• To live a life of integrity you need to give your word and keep your word. And the truth is that that doesn’t always happen. The reality is that you do your best to give your word and keep your word, and sometimes you make a mistake and don’t get something done when you said you would, and you have to apologize and give your word anew.
• We are our brothers’ keepers, and yet, we are not responsible for the choices they make. You can extend your hand and offer help, but they have to take it. You can’t force someone to listen or learn or grow if they don’t want to do so. You can hold the space for them, you can take a stand for them, you can keep extending your hand, but ultimately, it is up to each person to choose and create the life they want.

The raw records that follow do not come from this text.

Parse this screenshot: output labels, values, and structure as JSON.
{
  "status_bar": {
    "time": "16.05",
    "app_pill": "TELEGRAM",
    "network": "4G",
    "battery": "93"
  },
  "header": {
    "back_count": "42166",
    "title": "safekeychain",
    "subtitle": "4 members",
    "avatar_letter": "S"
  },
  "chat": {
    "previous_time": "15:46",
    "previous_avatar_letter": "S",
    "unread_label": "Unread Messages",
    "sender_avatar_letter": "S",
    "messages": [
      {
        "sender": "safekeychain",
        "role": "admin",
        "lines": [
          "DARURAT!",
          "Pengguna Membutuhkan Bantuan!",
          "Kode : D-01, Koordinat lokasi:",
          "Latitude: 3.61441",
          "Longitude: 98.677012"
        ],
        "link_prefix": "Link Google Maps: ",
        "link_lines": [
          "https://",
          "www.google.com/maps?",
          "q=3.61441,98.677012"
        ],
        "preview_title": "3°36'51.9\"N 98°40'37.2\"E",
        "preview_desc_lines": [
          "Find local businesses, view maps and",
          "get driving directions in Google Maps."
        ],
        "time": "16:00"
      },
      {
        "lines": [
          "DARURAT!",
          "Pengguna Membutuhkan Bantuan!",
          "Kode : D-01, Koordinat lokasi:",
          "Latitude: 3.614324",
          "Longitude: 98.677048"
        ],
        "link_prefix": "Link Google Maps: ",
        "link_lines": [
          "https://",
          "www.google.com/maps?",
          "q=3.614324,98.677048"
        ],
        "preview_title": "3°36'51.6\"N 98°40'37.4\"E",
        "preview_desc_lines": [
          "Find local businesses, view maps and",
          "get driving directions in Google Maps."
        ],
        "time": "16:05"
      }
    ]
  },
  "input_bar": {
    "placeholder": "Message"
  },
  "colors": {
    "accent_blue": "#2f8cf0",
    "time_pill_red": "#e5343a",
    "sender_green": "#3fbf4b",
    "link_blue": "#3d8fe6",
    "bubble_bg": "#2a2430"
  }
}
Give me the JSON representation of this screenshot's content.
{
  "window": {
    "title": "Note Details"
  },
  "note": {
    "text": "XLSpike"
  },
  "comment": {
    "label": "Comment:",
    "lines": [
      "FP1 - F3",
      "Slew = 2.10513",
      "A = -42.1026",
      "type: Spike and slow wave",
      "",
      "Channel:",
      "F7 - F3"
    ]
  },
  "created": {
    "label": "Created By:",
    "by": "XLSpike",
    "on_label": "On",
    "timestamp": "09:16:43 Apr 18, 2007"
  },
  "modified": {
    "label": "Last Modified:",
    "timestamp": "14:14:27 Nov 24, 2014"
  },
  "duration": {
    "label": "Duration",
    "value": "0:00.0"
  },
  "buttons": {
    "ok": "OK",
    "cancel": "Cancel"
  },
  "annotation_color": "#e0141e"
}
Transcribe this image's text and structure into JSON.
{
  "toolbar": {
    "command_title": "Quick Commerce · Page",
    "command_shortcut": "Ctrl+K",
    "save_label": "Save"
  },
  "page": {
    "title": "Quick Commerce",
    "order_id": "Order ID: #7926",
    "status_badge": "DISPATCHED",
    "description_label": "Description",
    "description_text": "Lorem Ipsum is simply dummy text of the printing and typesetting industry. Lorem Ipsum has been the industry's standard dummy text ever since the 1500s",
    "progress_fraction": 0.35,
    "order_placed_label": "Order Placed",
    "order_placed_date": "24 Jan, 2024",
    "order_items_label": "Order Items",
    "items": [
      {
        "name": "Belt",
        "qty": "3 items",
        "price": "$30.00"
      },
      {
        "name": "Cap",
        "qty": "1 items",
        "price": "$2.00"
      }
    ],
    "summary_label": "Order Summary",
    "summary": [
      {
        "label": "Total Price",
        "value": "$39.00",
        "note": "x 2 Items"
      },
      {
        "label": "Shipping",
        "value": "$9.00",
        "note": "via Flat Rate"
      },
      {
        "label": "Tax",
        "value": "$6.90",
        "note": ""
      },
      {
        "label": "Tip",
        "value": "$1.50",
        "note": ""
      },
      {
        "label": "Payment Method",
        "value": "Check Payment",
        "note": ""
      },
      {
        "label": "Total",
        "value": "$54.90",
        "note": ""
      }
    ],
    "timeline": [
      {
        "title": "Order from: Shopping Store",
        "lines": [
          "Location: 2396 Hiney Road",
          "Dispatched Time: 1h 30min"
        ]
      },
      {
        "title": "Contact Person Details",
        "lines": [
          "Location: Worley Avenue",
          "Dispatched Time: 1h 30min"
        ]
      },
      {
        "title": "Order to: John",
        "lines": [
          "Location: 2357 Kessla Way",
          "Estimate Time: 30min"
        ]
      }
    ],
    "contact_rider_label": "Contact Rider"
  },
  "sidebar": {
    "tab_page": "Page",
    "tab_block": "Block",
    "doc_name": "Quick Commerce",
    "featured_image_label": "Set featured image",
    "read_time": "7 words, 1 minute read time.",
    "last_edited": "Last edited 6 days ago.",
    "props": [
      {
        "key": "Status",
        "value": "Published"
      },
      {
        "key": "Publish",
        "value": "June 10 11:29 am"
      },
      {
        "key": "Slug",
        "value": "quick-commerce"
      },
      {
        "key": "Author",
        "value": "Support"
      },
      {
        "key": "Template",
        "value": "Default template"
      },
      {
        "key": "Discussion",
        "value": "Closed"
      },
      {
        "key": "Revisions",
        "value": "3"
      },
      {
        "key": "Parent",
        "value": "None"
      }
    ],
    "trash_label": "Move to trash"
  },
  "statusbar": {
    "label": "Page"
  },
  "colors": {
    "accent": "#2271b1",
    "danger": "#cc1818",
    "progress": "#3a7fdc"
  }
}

• We need to care for others, and we need to take care of ourselves. It is crucial that you take care of your own well-being and listen to your own heart first. It does no one any good if you are drained or forcing yourself to be someone you are not. And it is equally crucial that you reach beyond yourself, try new things and be generous.
Few people are truly balanced on this seesaw, and generally people fall on one end of the spectrum or the other. Years from now, evolution, or lots of therapy or continuous clearing may move us beyond the crazy-making dance of egoic selfishness and depleted giving, but we aren’t there yet. So in the meantime, we use the tools we have. The Engelharts have brought a new ease, lightness and joy to the toolbox.
• You need to get uncomfortable, and at the same time pay attention to what works for you. For example, if you are the type who is quiet, speak up; conversely, If you are the type who is always talking, be quiet and listen. If you are the type who thinks of yourself first, try thinking of someone else first; conversely, if you are they type who gives too much, then spend some time taking care of yourself.
Do something that is not the norm for you. Get out of the box. The clearing exercise noted earlier will probably be uncomfortable when you first do it – great. As the Engleharts say, “Lean into the discomfort.”
They are quite adamant, as am I, about paying attention to what works for you too. Nothing should be done at the expense of your well-being or that of others.
Bottom line? Kindness and compassion are the ultimate guides for any action.
Are these things really new to me or you? Probably not. The great artist Jacques Lipshitz said, “There is nothing new under the sun. There’s only more of it.” And that’s what’s fun! Every so often, it is good to wrestle with life’s paradoxes, refine distinctions, and raise awareness. When you want to do that, go hang out with Matthew and Terces. Check out their website and sign up for Weekly Gratitude. www.cafegratitude.com